DATASET RECORDS |

····················

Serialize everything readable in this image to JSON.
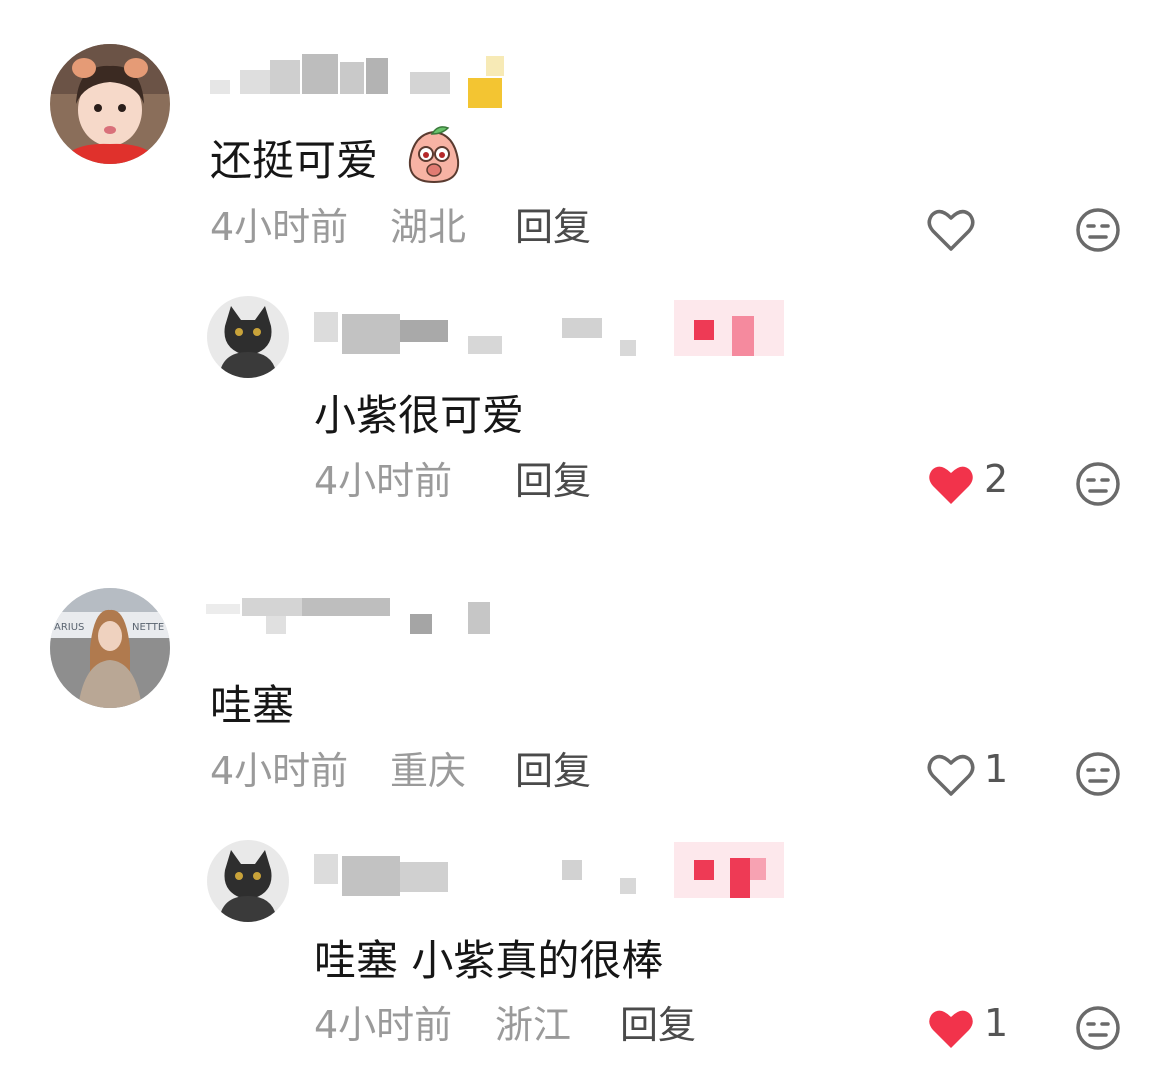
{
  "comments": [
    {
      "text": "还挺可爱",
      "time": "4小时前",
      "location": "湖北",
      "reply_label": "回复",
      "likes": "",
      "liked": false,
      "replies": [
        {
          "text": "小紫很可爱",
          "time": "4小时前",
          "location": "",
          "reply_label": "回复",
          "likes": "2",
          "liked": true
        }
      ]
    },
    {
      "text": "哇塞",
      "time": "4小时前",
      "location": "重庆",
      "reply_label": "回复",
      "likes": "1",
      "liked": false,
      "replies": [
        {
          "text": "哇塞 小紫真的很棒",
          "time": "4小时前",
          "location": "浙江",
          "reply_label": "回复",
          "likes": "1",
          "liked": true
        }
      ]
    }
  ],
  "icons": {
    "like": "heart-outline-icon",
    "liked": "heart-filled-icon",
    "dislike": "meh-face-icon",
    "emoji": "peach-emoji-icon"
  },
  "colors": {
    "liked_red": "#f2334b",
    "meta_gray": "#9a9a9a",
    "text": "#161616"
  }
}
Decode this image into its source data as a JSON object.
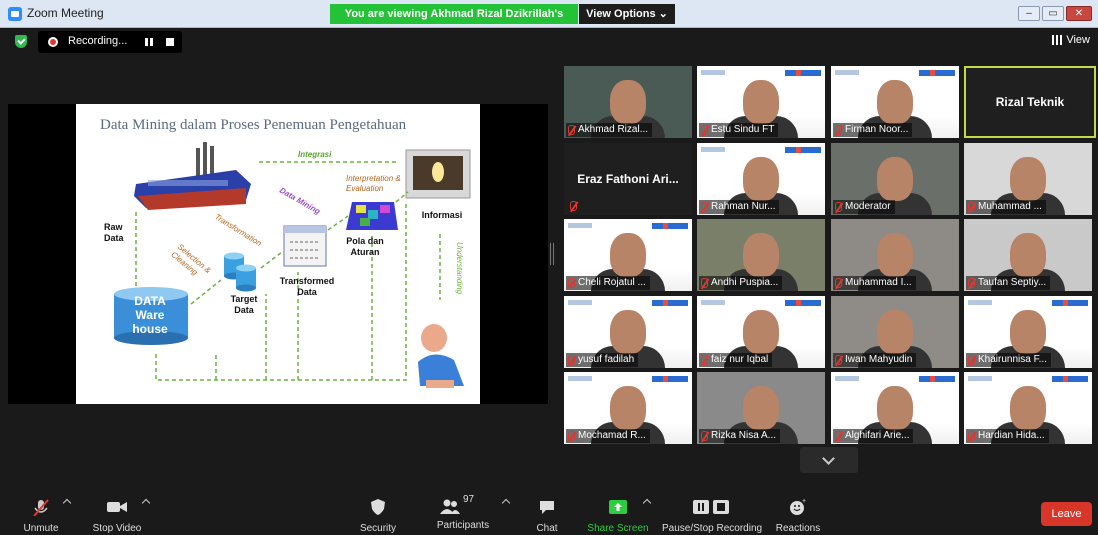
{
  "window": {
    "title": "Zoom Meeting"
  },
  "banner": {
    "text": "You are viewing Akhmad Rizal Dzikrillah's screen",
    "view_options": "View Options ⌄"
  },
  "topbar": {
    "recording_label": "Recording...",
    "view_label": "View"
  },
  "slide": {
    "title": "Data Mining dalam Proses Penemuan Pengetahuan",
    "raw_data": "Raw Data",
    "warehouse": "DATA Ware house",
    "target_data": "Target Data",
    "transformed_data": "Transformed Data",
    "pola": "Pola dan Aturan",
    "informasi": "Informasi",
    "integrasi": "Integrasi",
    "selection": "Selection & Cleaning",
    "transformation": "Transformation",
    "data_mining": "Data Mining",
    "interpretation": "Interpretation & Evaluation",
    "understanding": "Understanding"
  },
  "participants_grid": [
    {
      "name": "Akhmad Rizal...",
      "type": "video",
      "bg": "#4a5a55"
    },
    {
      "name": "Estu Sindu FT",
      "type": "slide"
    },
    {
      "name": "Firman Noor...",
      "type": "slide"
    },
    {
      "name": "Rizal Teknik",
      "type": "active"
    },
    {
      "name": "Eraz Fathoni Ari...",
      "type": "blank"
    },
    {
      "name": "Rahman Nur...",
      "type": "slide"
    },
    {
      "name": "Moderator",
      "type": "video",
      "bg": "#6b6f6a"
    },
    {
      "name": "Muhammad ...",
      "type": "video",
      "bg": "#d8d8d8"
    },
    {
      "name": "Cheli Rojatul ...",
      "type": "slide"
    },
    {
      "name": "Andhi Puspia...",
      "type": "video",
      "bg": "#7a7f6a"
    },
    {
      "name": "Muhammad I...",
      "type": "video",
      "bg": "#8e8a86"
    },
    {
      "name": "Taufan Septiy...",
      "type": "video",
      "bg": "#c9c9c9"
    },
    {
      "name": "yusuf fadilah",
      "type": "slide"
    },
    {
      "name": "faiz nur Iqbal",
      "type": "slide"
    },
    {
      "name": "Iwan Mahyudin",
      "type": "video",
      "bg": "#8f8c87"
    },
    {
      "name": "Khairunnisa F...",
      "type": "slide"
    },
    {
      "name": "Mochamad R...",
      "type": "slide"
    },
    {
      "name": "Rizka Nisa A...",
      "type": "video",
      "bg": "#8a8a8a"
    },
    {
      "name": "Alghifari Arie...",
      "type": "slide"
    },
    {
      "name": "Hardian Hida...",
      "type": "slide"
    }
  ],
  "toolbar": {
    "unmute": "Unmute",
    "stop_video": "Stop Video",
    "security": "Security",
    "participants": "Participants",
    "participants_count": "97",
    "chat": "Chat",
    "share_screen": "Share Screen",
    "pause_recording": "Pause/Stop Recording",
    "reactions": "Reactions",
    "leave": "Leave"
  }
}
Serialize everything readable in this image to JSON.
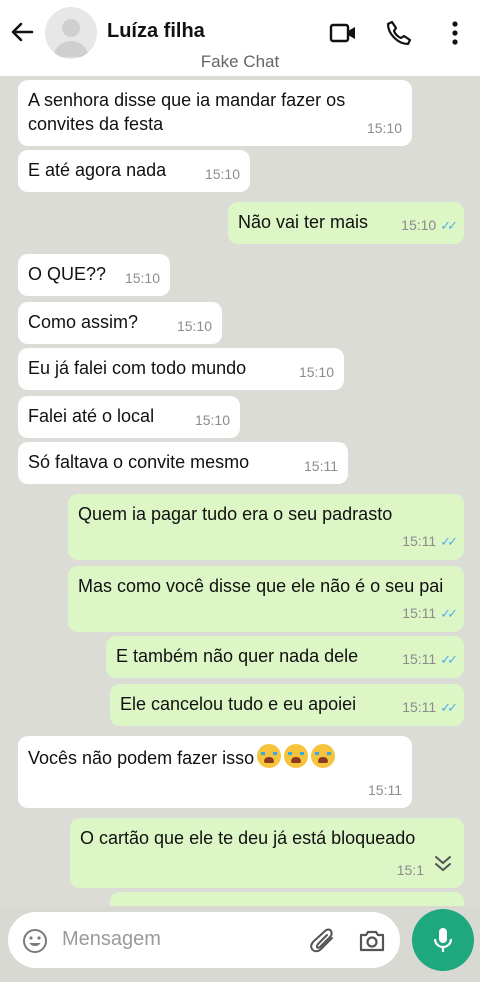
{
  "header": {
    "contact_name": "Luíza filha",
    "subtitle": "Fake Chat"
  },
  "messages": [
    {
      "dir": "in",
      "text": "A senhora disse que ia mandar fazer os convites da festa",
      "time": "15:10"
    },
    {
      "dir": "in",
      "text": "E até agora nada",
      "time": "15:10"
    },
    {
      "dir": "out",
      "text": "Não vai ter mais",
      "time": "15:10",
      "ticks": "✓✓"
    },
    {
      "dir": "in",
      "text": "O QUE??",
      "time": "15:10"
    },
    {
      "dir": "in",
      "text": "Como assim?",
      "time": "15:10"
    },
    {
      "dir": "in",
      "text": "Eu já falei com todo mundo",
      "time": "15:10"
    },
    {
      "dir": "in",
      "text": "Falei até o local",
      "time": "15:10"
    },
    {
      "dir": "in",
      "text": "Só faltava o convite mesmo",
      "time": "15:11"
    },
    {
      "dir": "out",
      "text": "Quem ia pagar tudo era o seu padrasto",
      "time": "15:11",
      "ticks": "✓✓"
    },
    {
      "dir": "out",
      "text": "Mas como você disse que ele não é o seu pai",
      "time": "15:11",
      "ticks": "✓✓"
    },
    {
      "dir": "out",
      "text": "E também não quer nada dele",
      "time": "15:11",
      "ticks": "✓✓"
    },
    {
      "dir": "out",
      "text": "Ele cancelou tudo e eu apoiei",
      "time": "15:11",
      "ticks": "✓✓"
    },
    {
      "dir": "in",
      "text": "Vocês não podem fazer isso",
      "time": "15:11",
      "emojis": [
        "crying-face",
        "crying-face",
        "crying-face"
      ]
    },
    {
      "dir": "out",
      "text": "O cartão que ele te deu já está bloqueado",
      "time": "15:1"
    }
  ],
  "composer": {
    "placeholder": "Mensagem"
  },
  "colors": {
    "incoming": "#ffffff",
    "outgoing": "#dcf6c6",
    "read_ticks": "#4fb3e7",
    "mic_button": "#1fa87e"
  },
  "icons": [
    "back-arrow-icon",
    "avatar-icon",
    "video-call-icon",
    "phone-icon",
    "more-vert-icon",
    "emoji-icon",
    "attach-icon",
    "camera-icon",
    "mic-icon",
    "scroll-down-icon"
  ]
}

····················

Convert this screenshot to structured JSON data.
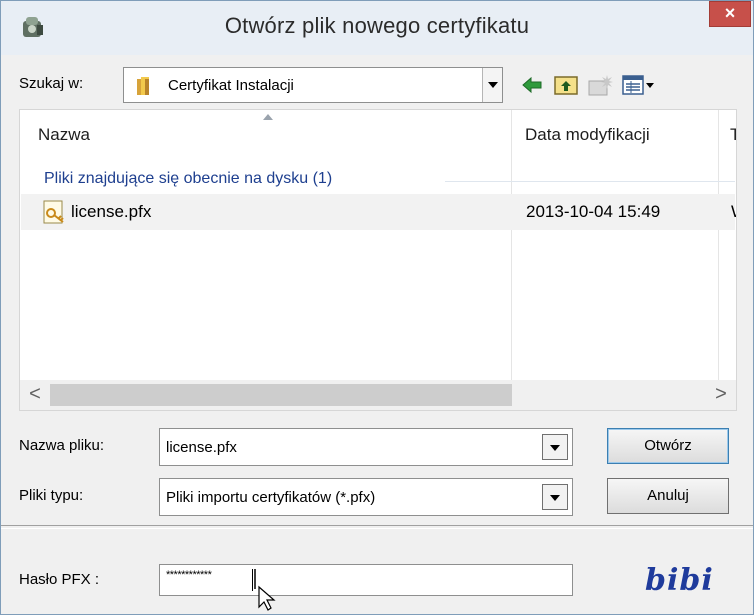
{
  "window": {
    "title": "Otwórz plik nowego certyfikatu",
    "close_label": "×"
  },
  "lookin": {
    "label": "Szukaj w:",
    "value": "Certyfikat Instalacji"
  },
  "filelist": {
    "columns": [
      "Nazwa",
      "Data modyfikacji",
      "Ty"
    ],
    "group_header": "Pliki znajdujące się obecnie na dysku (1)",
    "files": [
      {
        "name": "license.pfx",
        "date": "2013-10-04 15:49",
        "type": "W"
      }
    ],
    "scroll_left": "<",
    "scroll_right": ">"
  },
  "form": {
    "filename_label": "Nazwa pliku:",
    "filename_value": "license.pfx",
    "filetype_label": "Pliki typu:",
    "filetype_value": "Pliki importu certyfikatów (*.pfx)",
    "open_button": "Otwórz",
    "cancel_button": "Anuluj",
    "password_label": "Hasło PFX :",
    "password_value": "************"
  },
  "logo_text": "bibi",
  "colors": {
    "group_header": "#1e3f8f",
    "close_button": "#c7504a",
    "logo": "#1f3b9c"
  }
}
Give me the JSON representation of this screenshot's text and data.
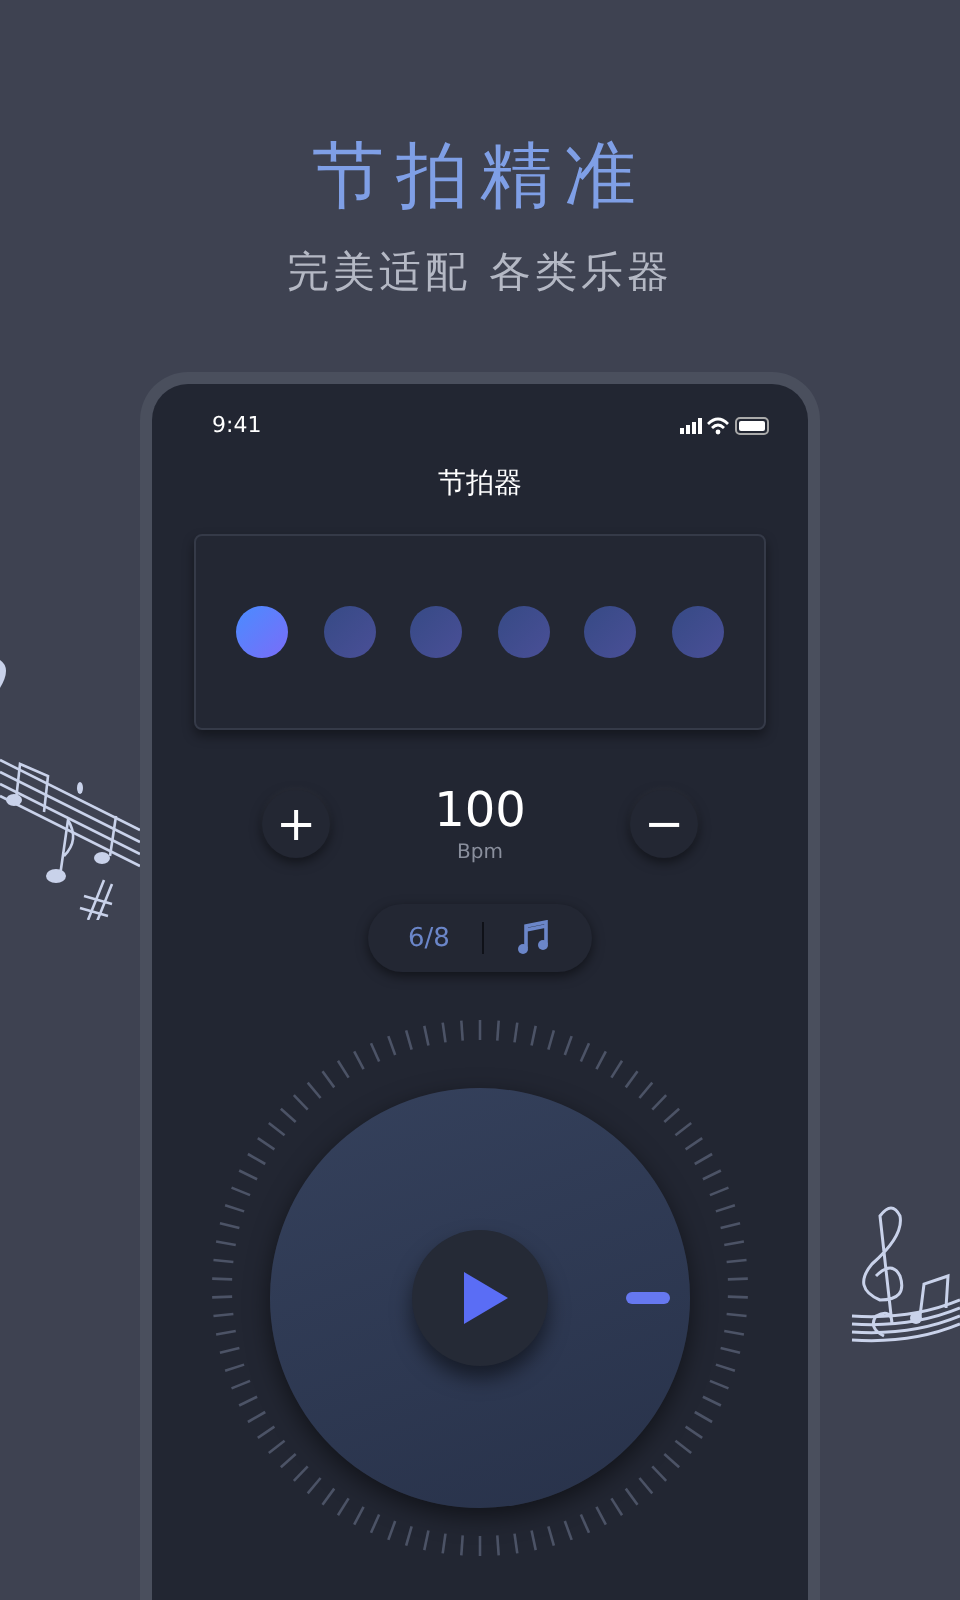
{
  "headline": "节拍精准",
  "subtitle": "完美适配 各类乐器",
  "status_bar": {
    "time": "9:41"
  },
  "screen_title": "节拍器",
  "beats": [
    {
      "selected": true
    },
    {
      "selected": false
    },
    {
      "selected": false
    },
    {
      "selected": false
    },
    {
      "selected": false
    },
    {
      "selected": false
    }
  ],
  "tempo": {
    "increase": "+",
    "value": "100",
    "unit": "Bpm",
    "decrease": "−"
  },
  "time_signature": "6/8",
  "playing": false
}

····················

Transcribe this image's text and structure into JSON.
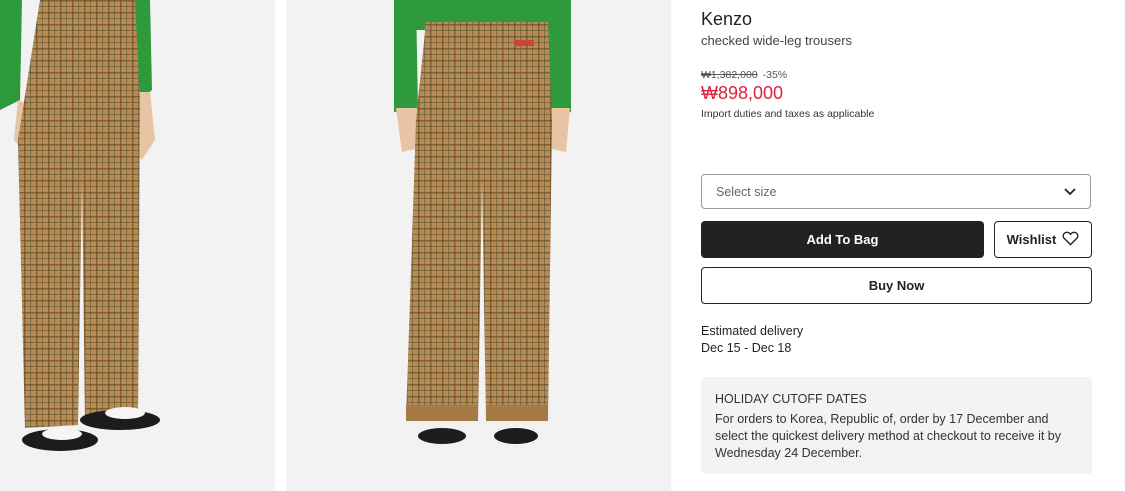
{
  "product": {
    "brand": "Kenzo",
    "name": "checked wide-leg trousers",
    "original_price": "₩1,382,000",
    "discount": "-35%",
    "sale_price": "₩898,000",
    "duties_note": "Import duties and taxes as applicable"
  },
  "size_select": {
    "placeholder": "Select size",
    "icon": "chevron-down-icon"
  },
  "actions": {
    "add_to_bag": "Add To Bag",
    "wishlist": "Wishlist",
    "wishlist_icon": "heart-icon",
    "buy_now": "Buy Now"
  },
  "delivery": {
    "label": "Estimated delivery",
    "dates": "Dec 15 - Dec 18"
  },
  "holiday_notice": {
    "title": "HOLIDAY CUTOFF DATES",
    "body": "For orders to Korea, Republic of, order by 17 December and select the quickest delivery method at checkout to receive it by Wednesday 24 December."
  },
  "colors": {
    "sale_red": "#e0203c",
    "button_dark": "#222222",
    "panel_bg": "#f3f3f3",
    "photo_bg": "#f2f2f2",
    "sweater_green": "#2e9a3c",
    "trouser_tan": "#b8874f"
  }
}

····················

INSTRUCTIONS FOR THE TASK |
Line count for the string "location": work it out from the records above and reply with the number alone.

EXERCISE RESPONSE |
4